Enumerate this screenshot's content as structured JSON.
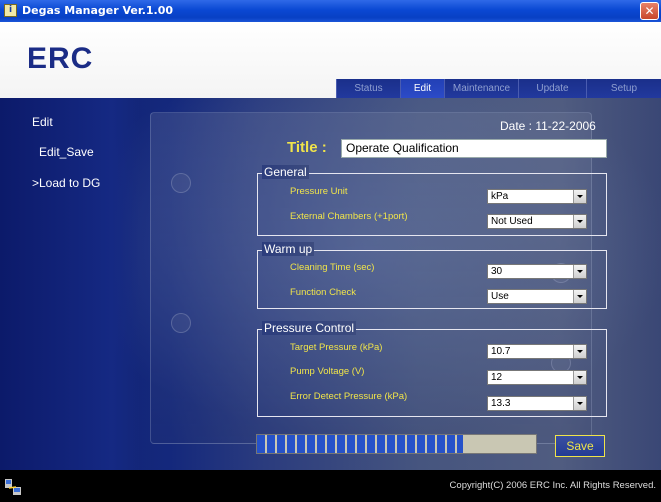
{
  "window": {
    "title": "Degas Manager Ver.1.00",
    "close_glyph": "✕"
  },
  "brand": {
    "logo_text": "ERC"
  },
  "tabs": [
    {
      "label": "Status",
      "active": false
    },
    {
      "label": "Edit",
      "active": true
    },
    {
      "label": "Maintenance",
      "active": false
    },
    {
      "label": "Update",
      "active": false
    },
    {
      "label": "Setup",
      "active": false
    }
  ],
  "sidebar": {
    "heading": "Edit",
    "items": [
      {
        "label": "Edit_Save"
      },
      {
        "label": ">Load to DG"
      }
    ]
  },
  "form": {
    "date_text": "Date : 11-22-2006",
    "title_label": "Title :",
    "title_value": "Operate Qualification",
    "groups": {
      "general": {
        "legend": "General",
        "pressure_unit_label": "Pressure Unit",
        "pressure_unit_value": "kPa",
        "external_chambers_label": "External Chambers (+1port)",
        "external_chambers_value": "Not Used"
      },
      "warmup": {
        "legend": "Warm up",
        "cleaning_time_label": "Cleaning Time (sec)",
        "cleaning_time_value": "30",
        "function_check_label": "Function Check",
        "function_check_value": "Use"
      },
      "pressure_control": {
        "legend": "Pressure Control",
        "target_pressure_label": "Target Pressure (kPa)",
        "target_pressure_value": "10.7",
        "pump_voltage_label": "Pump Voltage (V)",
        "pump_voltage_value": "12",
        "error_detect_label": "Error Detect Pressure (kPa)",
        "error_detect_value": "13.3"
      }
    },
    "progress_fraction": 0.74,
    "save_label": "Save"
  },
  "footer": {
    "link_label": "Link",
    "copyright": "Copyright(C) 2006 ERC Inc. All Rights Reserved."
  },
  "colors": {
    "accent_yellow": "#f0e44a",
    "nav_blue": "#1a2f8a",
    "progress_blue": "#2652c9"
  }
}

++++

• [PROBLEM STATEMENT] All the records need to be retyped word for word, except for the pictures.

• [THE COMPLETED TASK]
Enumerate this screenshot's content as structured JSON.
{
  "window": {
    "title": "Degas Manager Ver.1.00",
    "close_glyph": "✕"
  },
  "brand": {
    "logo_text": "ERC"
  },
  "tabs": [
    {
      "label": "Status",
      "active": false
    },
    {
      "label": "Edit",
      "active": true
    },
    {
      "label": "Maintenance",
      "active": false
    },
    {
      "label": "Update",
      "active": false
    },
    {
      "label": "Setup",
      "active": false
    }
  ],
  "sidebar": {
    "heading": "Edit",
    "items": [
      {
        "label": "Edit_Save"
      },
      {
        "label": ">Load to DG"
      }
    ]
  },
  "form": {
    "date_text": "Date : 11-22-2006",
    "title_label": "Title :",
    "title_value": "Operate Qualification",
    "groups": {
      "general": {
        "legend": "General",
        "pressure_unit_label": "Pressure Unit",
        "pressure_unit_value": "kPa",
        "external_chambers_label": "External Chambers (+1port)",
        "external_chambers_value": "Not Used"
      },
      "warmup": {
        "legend": "Warm up",
        "cleaning_time_label": "Cleaning Time (sec)",
        "cleaning_time_value": "30",
        "function_check_label": "Function Check",
        "function_check_value": "Use"
      },
      "pressure_control": {
        "legend": "Pressure Control",
        "target_pressure_label": "Target Pressure (kPa)",
        "target_pressure_value": "10.7",
        "pump_voltage_label": "Pump Voltage (V)",
        "pump_voltage_value": "12",
        "error_detect_label": "Error Detect Pressure (kPa)",
        "error_detect_value": "13.3"
      }
    },
    "progress_fraction": 0.74,
    "save_label": "Save"
  },
  "footer": {
    "link_label": "Link",
    "copyright": "Copyright(C) 2006 ERC Inc. All Rights Reserved."
  },
  "colors": {
    "accent_yellow": "#f0e44a",
    "nav_blue": "#1a2f8a",
    "progress_blue": "#2652c9"
  }
}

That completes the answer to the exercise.